The NARCAN units the officers will receive, Cross explained, are designed to work like a nasal spray. If an officer determines that someone is unconscious and suffering from an opioid overdose, they can administer the medication. Once in the patient’s system, the NARCAN will begin clearing those receptors and breathing will hopefully resume.

“This only treats opiates, like methadone, heroin, and hydrocodone,” Cross advised the officers. “If you administer this and there are none of these drugs are onboard (in the patient) no harm is done.”

The medication, when done through nasal administration, can take about three minutes to take effect. He also cautioned that how well the initial dose works also depends upon the strength of the narcotic and the amount that was taken. EMS workers have access to intramuscular or intravenous delivered versions of the medication for severe cases.

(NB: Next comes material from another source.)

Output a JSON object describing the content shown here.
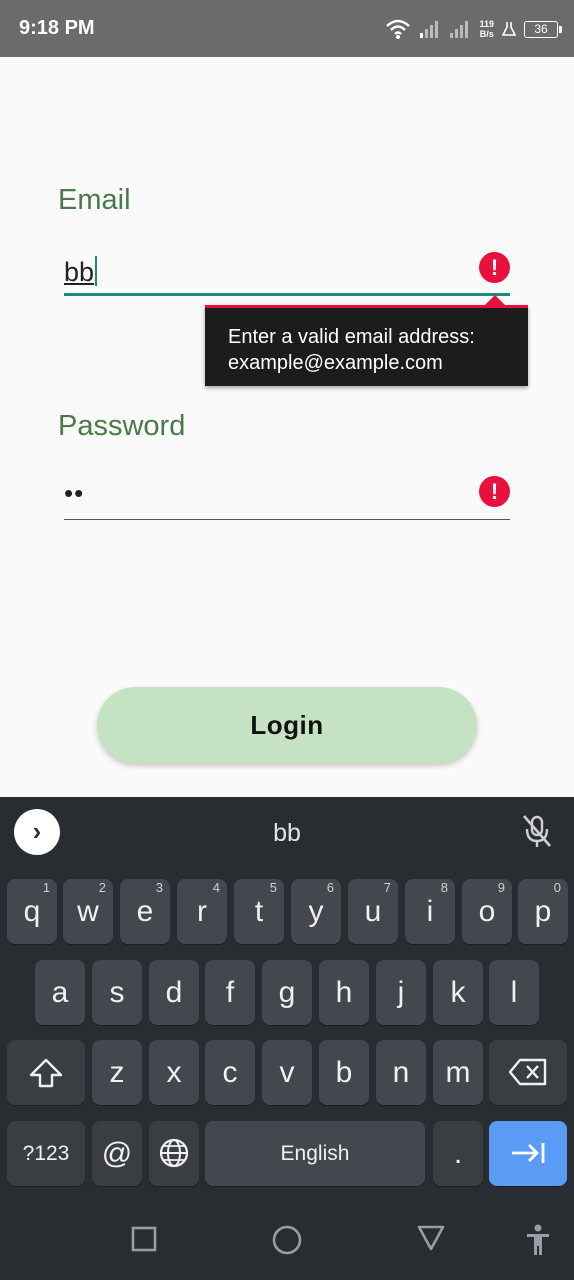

While the intramuscular injections are faster, it was decided that adding a needle to the environment the officers work in was not advisable. Emergency medical personnel should already be in route and can administer additional doses if necessary.

“And the NARCAN dose only lasts for 30 minutes to an hour,” Cross said. “If the patient wakes up and starts saying they are okay, they don’t realize that they can fall right back into high when this wears off.”

He also warned officers that as the patients come out of the overdose, they can be unpredictable. Some will be coherent, others can be highly agitated or violent when the high is abruptly ended. Vomiting and nausea are also commonplace.

Cross advised that if the officer had identified the case as a probable overdose, they are cleared to administer the medication and provide CPR or breathing assistance as needed. Once breathing returns to the patient, they are to turn the patient on their side (to prevent airway obstruction) and await the arrival of EMS.

NARCAN is not a new medication, he explained. It was created in 1961 and given FDA approval in 1971. Since then it has been used widely and its effects studied. It has been standard issue for members of the Guilford County Sheriff’s Department for a little over a year and has been carried by the High Point Police Department since May of this year. Local EMS and emergency rooms have been using it for considerably longer times.

So far this year (as of November 30), the Sheriff’s Office has administered it ten times and officers of the High Point PD have administered 14 doses. Overall administrations of the medication in Guilford County for the year so far totals 730 cases, 413 within Greensboro, which includes use in hospitals and by emergency medical services. In addition, 2600 doses of NARCAN have been distributed to the lay public by the NC Harm Coalition, a non-profit organization that works to put these life-saving medications in the hands of users and their families.

“Officers were telling me that they were seeing too many people suffering from potentially-fatal heroin overdoses, and they wanted the medication readily available to help combat the effects of the drug,” said Greensboro Police Chief Wayne Scott. “We are thankful that Project Lazarus was able to get us such a large supply of naloxone so quickly.”